Task directions. Determine the number of lines in the listing that include the string "label"; the reply consists of that number only.

Information given.

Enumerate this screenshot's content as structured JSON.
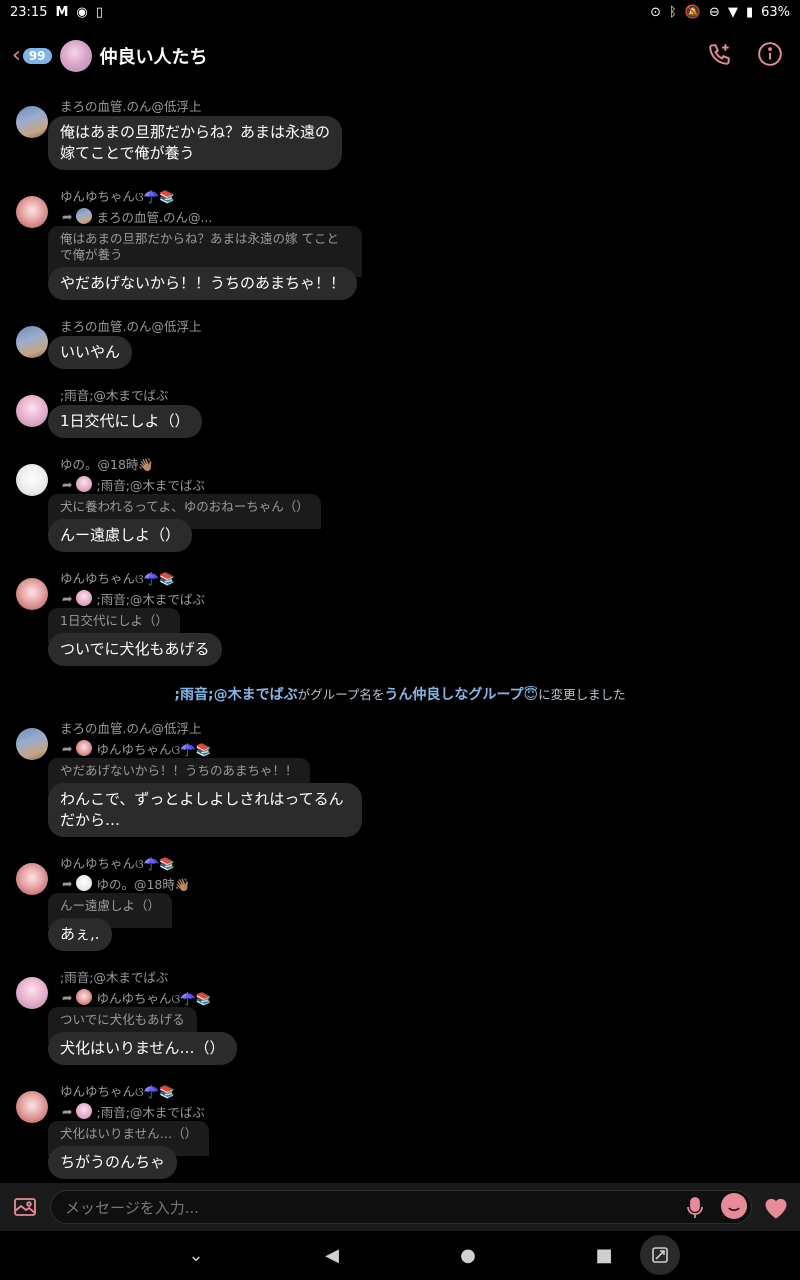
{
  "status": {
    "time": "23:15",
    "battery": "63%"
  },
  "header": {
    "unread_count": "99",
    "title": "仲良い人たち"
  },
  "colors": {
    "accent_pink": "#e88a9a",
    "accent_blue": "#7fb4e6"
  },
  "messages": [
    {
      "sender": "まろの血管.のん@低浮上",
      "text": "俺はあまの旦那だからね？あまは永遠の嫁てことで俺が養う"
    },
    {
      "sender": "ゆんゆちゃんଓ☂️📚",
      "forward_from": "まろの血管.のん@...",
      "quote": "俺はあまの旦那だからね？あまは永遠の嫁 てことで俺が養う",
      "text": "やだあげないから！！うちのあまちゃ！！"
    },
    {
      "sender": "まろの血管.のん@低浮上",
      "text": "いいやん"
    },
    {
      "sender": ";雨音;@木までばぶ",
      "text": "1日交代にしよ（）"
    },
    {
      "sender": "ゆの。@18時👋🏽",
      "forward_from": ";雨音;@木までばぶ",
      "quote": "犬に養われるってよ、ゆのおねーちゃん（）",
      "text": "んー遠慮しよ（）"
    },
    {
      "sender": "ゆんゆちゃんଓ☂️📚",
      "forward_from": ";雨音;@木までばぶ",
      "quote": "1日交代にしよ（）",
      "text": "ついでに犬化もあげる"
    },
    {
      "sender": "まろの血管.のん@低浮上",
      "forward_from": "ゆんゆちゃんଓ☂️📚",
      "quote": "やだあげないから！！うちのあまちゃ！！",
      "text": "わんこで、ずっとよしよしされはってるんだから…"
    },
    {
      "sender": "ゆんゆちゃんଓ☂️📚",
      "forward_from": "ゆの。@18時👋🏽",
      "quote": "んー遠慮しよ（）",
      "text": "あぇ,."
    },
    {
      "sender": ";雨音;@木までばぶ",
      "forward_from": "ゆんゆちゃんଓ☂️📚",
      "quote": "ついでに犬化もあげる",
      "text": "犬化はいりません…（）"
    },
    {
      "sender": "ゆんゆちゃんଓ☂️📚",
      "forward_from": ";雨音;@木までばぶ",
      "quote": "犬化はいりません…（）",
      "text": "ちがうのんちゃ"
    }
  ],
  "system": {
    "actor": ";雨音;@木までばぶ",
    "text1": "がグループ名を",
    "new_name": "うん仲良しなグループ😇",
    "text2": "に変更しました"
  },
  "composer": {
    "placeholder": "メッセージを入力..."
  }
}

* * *

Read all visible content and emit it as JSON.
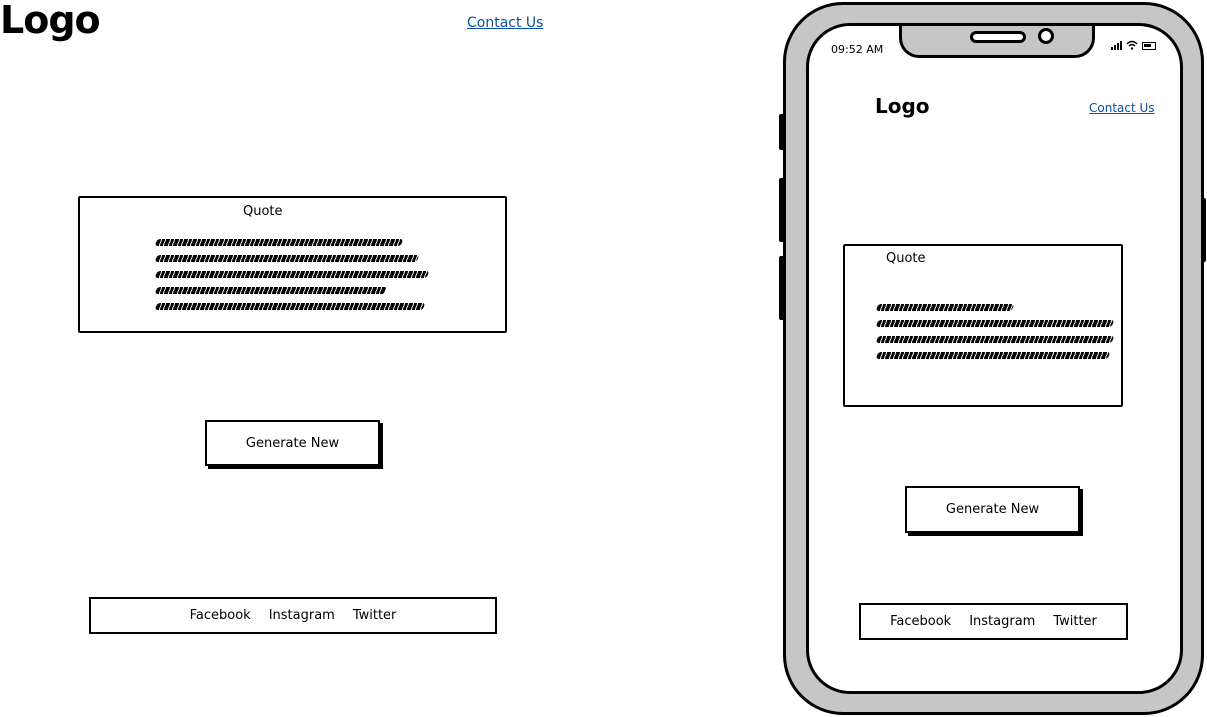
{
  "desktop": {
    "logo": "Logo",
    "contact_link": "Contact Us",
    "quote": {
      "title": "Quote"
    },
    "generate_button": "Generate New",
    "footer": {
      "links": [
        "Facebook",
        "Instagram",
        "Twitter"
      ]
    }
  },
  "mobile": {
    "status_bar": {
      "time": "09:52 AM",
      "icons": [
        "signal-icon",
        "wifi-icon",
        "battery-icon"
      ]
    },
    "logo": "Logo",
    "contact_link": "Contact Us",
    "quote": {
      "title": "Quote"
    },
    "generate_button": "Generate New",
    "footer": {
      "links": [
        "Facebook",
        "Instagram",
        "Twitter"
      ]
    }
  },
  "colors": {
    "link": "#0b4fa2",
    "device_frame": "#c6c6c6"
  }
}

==

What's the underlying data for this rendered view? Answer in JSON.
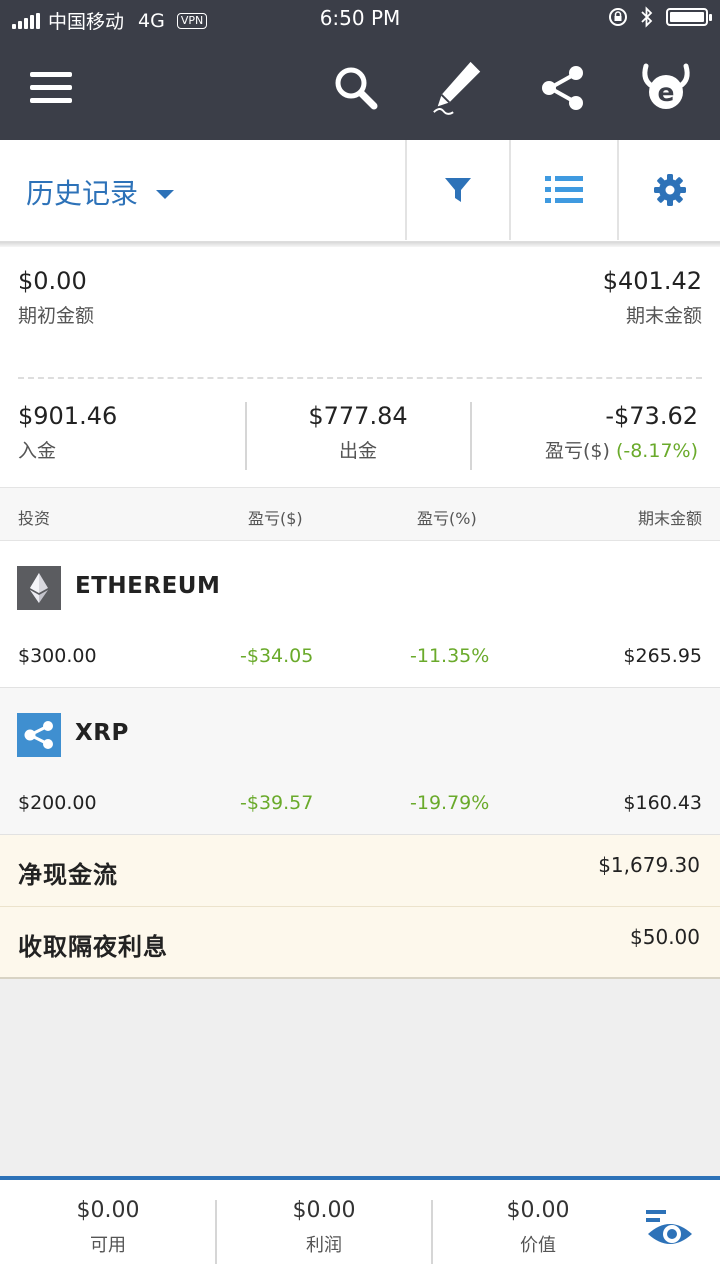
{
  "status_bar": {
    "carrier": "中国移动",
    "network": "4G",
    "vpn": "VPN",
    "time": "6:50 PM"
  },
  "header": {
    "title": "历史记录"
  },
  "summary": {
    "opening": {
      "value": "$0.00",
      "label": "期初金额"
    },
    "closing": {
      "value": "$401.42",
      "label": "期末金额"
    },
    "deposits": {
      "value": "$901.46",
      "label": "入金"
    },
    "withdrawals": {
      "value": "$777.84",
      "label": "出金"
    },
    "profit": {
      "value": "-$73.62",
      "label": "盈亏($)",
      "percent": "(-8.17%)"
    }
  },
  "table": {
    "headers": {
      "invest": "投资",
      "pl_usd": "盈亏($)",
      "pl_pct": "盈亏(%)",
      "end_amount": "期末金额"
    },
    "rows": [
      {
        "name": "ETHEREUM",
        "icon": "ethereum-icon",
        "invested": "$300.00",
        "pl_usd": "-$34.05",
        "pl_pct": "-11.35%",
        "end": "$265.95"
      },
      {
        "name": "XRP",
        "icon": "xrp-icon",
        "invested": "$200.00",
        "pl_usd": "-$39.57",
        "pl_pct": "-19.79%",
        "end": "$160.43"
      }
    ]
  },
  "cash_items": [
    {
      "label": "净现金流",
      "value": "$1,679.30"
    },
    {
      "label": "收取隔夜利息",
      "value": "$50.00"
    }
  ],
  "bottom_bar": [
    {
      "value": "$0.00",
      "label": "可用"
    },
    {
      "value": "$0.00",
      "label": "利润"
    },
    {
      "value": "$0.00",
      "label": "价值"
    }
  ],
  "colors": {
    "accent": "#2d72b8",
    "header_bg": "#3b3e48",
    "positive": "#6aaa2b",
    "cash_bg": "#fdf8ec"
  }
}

Result below. 10